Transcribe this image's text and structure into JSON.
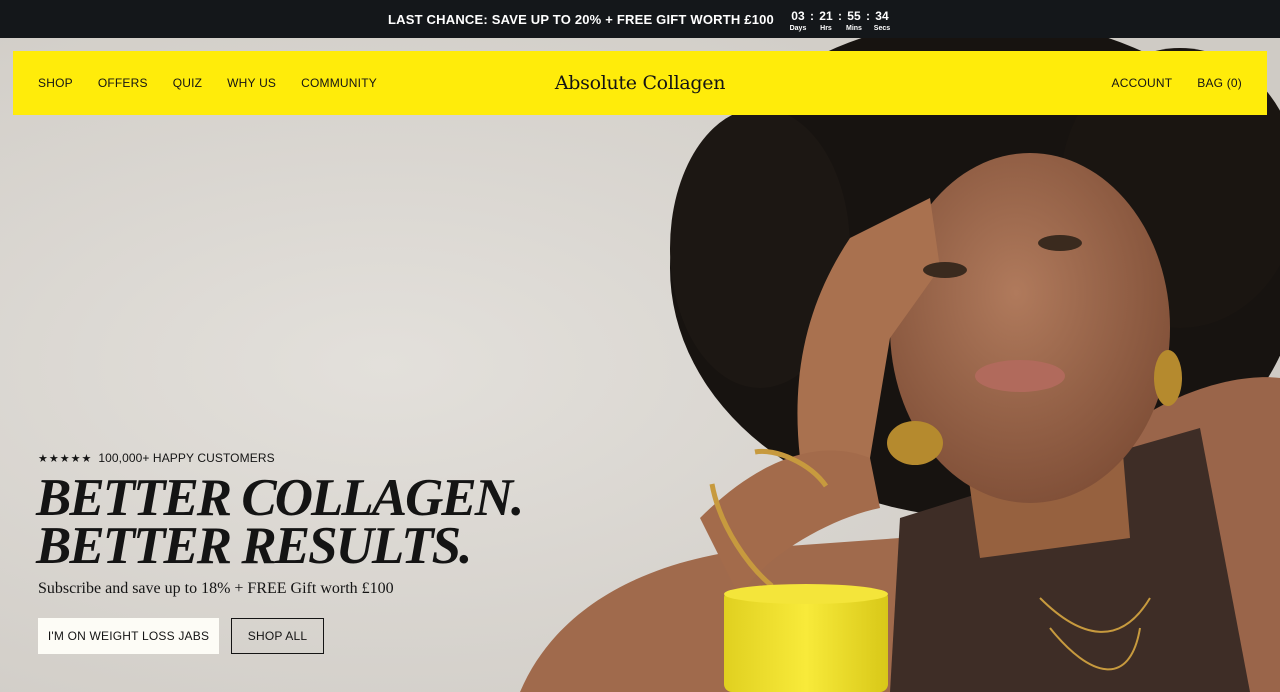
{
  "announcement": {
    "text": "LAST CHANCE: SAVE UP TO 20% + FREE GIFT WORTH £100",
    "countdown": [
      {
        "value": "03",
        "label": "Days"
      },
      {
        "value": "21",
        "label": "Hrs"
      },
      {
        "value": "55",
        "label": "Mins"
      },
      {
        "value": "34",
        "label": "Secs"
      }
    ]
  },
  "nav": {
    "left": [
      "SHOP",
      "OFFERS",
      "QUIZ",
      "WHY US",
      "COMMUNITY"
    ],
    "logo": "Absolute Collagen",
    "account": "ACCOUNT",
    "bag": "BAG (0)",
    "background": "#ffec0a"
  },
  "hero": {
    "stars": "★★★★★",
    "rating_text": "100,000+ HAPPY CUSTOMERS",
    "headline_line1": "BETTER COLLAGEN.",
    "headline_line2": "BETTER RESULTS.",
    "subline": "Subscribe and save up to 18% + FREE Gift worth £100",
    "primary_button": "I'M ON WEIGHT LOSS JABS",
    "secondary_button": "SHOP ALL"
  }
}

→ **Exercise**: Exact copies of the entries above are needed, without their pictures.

→ **Answer space**:
Transcribe this image's text and structure into JSON.
{
  "announcement": {
    "text": "LAST CHANCE: SAVE UP TO 20% + FREE GIFT WORTH £100",
    "countdown": [
      {
        "value": "03",
        "label": "Days"
      },
      {
        "value": "21",
        "label": "Hrs"
      },
      {
        "value": "55",
        "label": "Mins"
      },
      {
        "value": "34",
        "label": "Secs"
      }
    ]
  },
  "nav": {
    "left": [
      "SHOP",
      "OFFERS",
      "QUIZ",
      "WHY US",
      "COMMUNITY"
    ],
    "logo": "Absolute Collagen",
    "account": "ACCOUNT",
    "bag": "BAG (0)",
    "background": "#ffec0a"
  },
  "hero": {
    "stars": "★★★★★",
    "rating_text": "100,000+ HAPPY CUSTOMERS",
    "headline_line1": "BETTER COLLAGEN.",
    "headline_line2": "BETTER RESULTS.",
    "subline": "Subscribe and save up to 18% + FREE Gift worth £100",
    "primary_button": "I'M ON WEIGHT LOSS JABS",
    "secondary_button": "SHOP ALL"
  }
}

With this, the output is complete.